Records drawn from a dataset
# # #

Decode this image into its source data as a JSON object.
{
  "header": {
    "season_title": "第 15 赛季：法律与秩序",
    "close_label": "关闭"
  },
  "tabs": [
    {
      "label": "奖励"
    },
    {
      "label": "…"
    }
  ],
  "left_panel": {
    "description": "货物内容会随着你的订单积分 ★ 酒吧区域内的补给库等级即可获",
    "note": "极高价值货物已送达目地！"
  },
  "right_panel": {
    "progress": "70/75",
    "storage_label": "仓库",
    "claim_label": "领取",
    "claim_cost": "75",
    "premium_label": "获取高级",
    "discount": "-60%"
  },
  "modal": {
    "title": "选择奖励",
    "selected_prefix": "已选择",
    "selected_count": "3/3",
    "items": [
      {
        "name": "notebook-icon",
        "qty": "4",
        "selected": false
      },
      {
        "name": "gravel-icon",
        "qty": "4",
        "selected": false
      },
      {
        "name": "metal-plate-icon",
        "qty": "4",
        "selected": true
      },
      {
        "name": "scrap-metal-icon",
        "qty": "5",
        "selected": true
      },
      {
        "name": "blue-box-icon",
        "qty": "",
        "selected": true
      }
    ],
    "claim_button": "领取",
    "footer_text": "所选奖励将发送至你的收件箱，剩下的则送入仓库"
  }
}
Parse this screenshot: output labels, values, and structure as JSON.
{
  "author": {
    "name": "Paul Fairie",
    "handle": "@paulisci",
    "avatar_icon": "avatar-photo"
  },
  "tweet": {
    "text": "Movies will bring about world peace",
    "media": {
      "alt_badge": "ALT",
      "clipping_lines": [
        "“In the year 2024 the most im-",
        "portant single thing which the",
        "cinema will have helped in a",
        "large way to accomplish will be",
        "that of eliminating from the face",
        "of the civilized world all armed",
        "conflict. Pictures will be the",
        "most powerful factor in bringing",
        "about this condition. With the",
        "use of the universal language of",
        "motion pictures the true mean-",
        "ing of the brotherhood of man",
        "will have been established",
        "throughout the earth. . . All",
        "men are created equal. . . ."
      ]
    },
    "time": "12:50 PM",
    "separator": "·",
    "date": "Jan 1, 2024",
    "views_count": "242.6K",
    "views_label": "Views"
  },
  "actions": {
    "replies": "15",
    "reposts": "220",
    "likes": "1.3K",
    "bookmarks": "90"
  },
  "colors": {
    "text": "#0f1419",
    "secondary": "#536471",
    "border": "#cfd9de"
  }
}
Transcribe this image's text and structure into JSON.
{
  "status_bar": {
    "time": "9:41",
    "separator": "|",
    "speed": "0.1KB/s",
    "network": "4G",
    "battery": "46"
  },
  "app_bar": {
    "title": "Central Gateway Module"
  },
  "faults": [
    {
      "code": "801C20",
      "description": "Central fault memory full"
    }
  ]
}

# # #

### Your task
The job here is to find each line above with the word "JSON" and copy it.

### Result below
Decode this image into its source data as a JSON object.
Parse this screenshot: output labels, values, and structure as JSON.
Transcribe this image's text and structure into JSON.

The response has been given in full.